Search within this web site:

 
you are here ::

History, Independence

Abdou Diouf, multiparty system, constitutional amendment, presidential elections, new constitution

In 1958 Senegal was granted almost complete internal autonomy, and in June 1960 it became fully independent as part of the Mali Federation, which joined Senegal with the Sudanese Republic (now Mali). On August 20, 1960, Senegal withdrew from the federation and became a separate republic. Senghor was elected the first president; he was reelected in 1963, 1968, 1973, and 1978. Following an alleged coup d’etat attempt in 1962 by Prime Minister Mamadou Dia, the powers of the president were greatly increased in a new constitution that went into effect in 1963. Under Senghor’s regime the country made progress in diversifying its economy, but income from foreign sales of peanuts remained crucial.

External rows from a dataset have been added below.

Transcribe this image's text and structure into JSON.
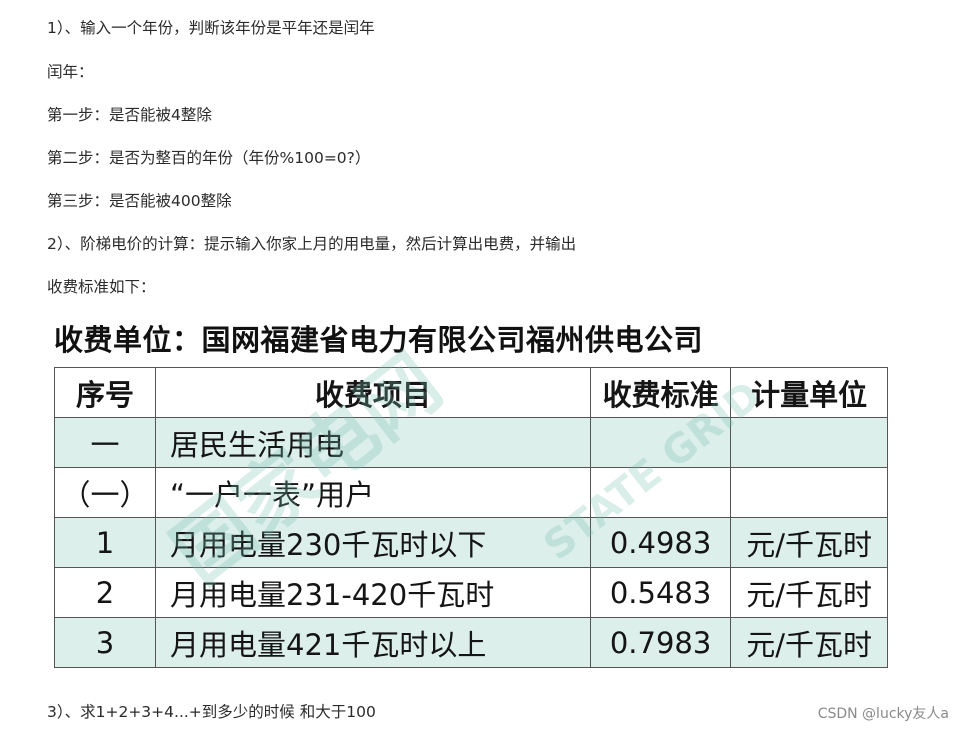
{
  "lines": [
    "1）、输入一个年份，判断该年份是平年还是闰年",
    "闰年：",
    "第一步：是否能被4整除",
    "第二步：是否为整百的年份（年份%100=0?）",
    "第三步：是否能被400整除",
    "2）、阶梯电价的计算：提示输入你家上月的用电量，然后计算出电费，并输出",
    "收费标准如下："
  ],
  "figure": {
    "title": "收费单位：国网福建省电力有限公司福州供电公司",
    "watermark_text": "国家电网",
    "watermark_text2": "STATE GRID",
    "table": {
      "headers": [
        "序号",
        "收费项目",
        "收费标准",
        "计量单位"
      ],
      "rows": [
        [
          "一",
          "居民生活用电",
          "",
          ""
        ],
        [
          "（一）",
          "“一户一表”用户",
          "",
          ""
        ],
        [
          "1",
          "月用电量230千瓦时以下",
          "0.4983",
          "元/千瓦时"
        ],
        [
          "2",
          "月用电量231-420千瓦时",
          "0.5483",
          "元/千瓦时"
        ],
        [
          "3",
          "月用电量421千瓦时以上",
          "0.7983",
          "元/千瓦时"
        ]
      ]
    }
  },
  "question3": "3）、求1+2+3+4...+到多少的时候 和大于100",
  "credit": "CSDN @lucky友人a"
}
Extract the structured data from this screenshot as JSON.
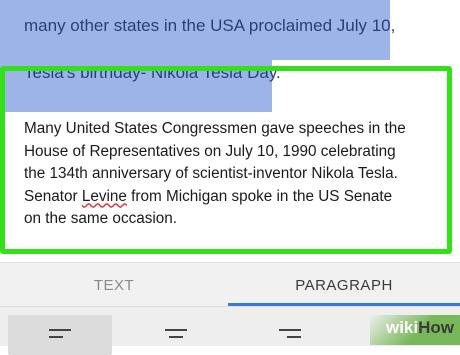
{
  "document": {
    "selected_lines": [
      "many other states in the USA proclaimed July 10,",
      "Tesla's birthday- Nikola Tesla Day."
    ],
    "paragraph_lines": [
      "Many United States Congressmen gave speeches in the",
      "House of Representatives on July 10, 1990 celebrating",
      "the 134th anniversary of scientist-inventor Nikola Tesla.",
      "Senator ",
      "Levine",
      " from Michigan spoke in the US Senate",
      "on the same occasion."
    ]
  },
  "tabs": {
    "text_label": "TEXT",
    "paragraph_label": "PARAGRAPH",
    "active": "PARAGRAPH"
  },
  "toolbar": {
    "buttons": [
      "align-left-icon",
      "align-center-icon",
      "align-right-icon"
    ],
    "active": "align-left-icon"
  },
  "watermark": {
    "wiki": "wiki",
    "how": "How"
  },
  "colors": {
    "selection": "#9cb4e8",
    "highlight_frame": "#33e01a",
    "tab_accent": "#3b78d8"
  }
}
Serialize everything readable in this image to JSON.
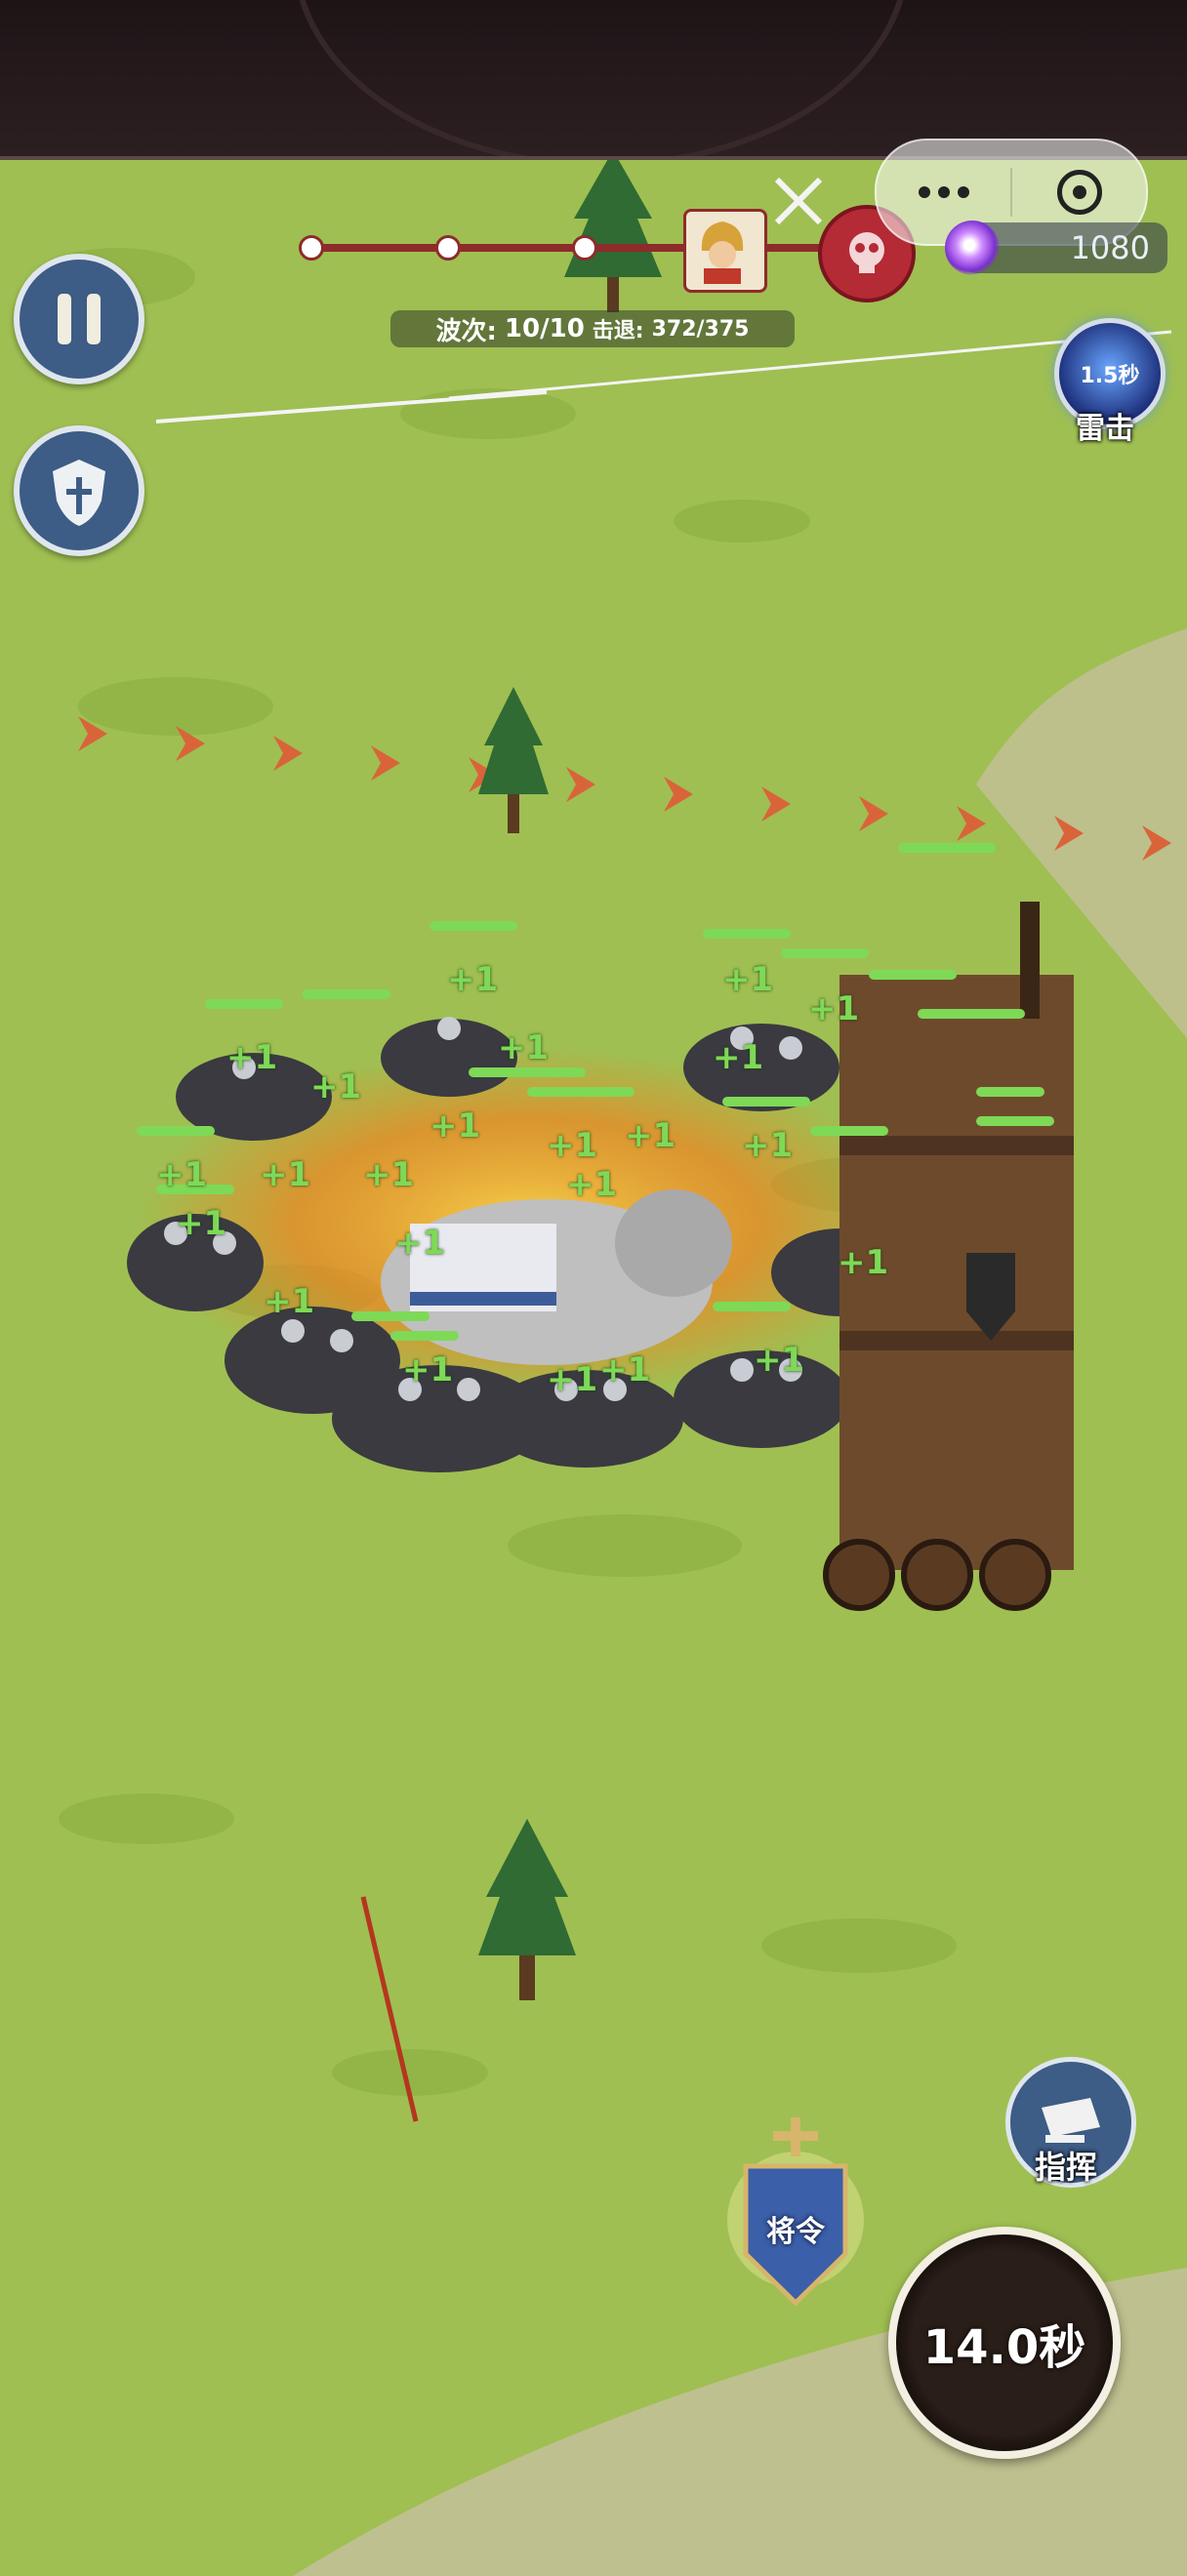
{
  "hud": {
    "wave_label": "波次:",
    "wave_value": "10/10",
    "kills_label": "击退:",
    "kills_value": "372/375",
    "gem_count": "1080",
    "wave_progress_nodes": 3
  },
  "skill": {
    "cooldown": "1.5秒",
    "label": "雷击",
    "icon": "lightning-icon"
  },
  "controls": {
    "command_label": "指挥",
    "order_banner_label": "将令",
    "timer_text": "14.0秒",
    "pause_icon": "pause-icon",
    "guild_icon": "shield-sword-icon"
  },
  "battle": {
    "floating_text": "+1"
  },
  "colors": {
    "grass": "#9fbf52",
    "track": "#8e2b2b",
    "button_blue": "#3d5c86",
    "health_green": "#7ed957"
  }
}
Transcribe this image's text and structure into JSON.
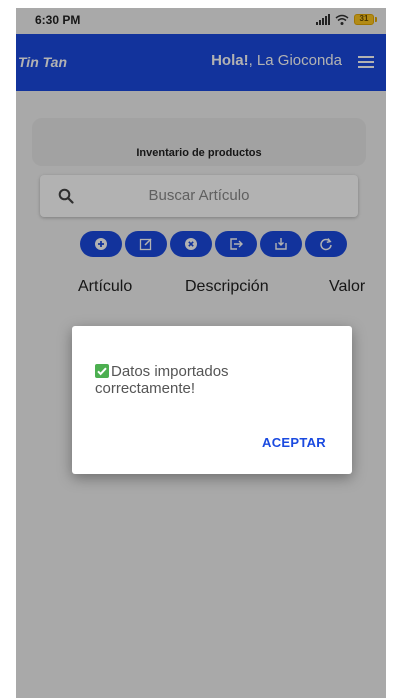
{
  "status_bar": {
    "time": "6:30 PM",
    "battery": "31"
  },
  "app_bar": {
    "brand": "Tin Tan",
    "greeting_bold": "Hola!",
    "greeting_rest": ", La Gioconda"
  },
  "inventory": {
    "title": "Inventario de productos",
    "search_placeholder": "Buscar Artículo",
    "actions": [
      "add-icon",
      "edit-icon",
      "delete-icon",
      "export-icon",
      "import-icon",
      "refresh-icon"
    ],
    "columns": [
      "Artículo",
      "Descripción",
      "Valor"
    ]
  },
  "dialog": {
    "message": "Datos importados correctamente!",
    "button": "ACEPTAR"
  },
  "colors": {
    "primary": "#1a4ae0",
    "check": "#4caf50"
  }
}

At times, notably in 1968 and 1973, students staged large demonstrations to protest the concentration of power in Senghor’s hands. A multiparty system was established by constitutional amendment in 1976, and at the beginning of 1981 Senghor stepped down and named Abdou Diouf, who had been prime minister since 1970, as his successor. After adopting a popular anticorruption program, Diouf won 1983 presidential elections by a wide margin.



Article key phrases:

Abdou Diouf, multiparty system, constitutional amendment, presidential elections, new constitution, Senegal, powers, wide margin, income, successor, economy, progress, country, students, beginning, effect, times

 
 

Search within this web site: